The Financial Stability Board (FSB) today published a consultation report with policy proposals to enhance money market fund (MMF) resilience. The proposals form part of the FSB’s work programme on non-bank financial intermediation (NBFI).
The FSB’s Holistic review of the March 2020 market turmoil highlighted structural vulnerabilities in MMFs and related stress in short-term funding markets. MMFs are susceptible to sudden and disruptive redemptions, and they may face challenges in selling assets, particularly under stressed conditions. These features can make individual MMFs, or even the entire MMF sector, susceptible to runs, and may also give rise to system-wide vulnerabilities.
The policy options in the report aim to address these vulnerabilities and are intended to inform jurisdiction-specific reforms and any necessary adjustments to the policy recommendations for MMFs issued by the International Organization of Securities Commissions (IOSCO). Enhancing MMF resilience will help address systemic risks and minimise the need for future extraordinary central bank interventions to support the sector.

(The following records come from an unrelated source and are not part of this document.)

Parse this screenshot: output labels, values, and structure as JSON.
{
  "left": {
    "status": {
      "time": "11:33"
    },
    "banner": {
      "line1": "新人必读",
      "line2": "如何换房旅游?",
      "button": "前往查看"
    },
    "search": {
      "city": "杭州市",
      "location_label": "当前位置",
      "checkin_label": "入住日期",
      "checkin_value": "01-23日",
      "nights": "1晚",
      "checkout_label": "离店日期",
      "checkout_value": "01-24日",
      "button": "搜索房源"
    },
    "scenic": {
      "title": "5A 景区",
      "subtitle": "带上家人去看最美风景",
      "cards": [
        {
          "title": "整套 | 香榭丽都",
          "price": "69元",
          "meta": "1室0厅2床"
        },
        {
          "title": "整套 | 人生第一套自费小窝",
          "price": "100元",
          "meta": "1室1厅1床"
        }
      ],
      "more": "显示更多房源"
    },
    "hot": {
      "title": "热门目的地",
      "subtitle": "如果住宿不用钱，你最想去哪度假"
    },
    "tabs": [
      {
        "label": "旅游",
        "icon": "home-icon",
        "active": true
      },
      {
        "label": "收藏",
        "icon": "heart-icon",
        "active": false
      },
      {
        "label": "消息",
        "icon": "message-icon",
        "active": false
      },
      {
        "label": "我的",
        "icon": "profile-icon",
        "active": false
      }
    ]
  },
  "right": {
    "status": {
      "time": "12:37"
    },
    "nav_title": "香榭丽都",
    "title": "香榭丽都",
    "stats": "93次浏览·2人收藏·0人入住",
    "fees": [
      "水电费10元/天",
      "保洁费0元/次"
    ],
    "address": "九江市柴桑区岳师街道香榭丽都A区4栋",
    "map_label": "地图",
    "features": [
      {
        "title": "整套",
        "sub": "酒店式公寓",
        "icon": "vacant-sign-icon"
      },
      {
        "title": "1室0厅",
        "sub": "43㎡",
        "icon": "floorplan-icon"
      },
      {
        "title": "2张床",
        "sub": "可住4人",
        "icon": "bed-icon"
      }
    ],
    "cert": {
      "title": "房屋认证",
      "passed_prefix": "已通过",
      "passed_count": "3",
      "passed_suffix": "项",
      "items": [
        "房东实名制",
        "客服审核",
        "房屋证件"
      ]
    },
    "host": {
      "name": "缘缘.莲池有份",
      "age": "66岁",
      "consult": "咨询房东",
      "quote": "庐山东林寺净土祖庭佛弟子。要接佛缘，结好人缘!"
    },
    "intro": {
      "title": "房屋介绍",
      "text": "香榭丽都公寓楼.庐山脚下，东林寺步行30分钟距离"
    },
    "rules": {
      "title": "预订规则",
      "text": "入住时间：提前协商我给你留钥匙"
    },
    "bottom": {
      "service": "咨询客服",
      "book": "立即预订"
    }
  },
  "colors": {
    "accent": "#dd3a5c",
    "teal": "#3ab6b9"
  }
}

The policy options are grouped according to the main mechanism through which they aim to enhance MMF resilience – namely, to: impose on redeeming investors the cost of their redemptions; absorb losses; reduce threshold effects; and reduce liquidity transformation. The report assesses the likely effects of each option on the behaviour of MMF investors, fund managers and sponsors, as well as their implications for the underlying markets,

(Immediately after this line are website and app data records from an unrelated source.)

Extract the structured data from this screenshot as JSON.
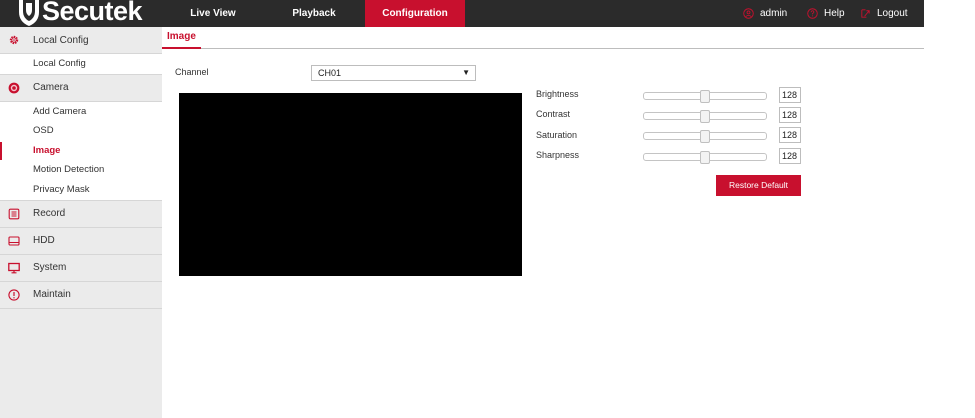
{
  "brand": {
    "name": "Secutek",
    "accent": "#c8102e",
    "topbar_bg": "#2b2b2b"
  },
  "nav": {
    "live_view": "Live View",
    "playback": "Playback",
    "configuration": "Configuration",
    "active": "Configuration"
  },
  "user": {
    "admin": "admin",
    "help": "Help",
    "logout": "Logout",
    "admin_icon": "user-circle-icon",
    "help_icon": "help-circle-icon",
    "logout_icon": "logout-icon"
  },
  "sidebar": {
    "groups": [
      {
        "label": "Local Config",
        "icon": "gear-icon",
        "subs": [
          "Local Config"
        ]
      },
      {
        "label": "Camera",
        "icon": "camera-icon",
        "subs": [
          "Add Camera",
          "OSD",
          "Image",
          "Motion Detection",
          "Privacy Mask"
        ]
      },
      {
        "label": "Record",
        "icon": "record-icon",
        "subs": []
      },
      {
        "label": "HDD",
        "icon": "hdd-icon",
        "subs": []
      },
      {
        "label": "System",
        "icon": "monitor-icon",
        "subs": []
      },
      {
        "label": "Maintain",
        "icon": "info-icon",
        "subs": []
      }
    ],
    "active_item": "Image"
  },
  "page": {
    "tab": "Image",
    "channel_label": "Channel",
    "channel_value": "CH01",
    "adjustments": [
      {
        "label": "Brightness",
        "value": "128",
        "fraction": 0.5
      },
      {
        "label": "Contrast",
        "value": "128",
        "fraction": 0.5
      },
      {
        "label": "Saturation",
        "value": "128",
        "fraction": 0.5
      },
      {
        "label": "Sharpness",
        "value": "128",
        "fraction": 0.5
      }
    ],
    "restore_label": "Restore Default"
  }
}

The consultation report also sets out considerations on how different policy options could be selected and combined to address all the vulnerabilities arising from different types of MMFs. The optimal combination should take account of jurisdiction-specific circumstances and policy priorities, as well as cross-border considerations including to prevent regulatory arbitrage that could arise from adopting divergent approaches across jurisdictions.
Policies aimed at enhancing the resilience of MMFs could be accompanied by additional reforms in two areas: (i) policies to support robust risk management by fund managers and risk monitoring by authorities; and (ii) measures to improve the functioning of the underlying short-term funding markets.
Responses to the public consultation should be sent to firstname.lastname@example.org by 16 August with “MMF policy proposals” in the subject line. All responses will be published on the FSB website unless respondents request otherwise. The final report will be published in October 2021.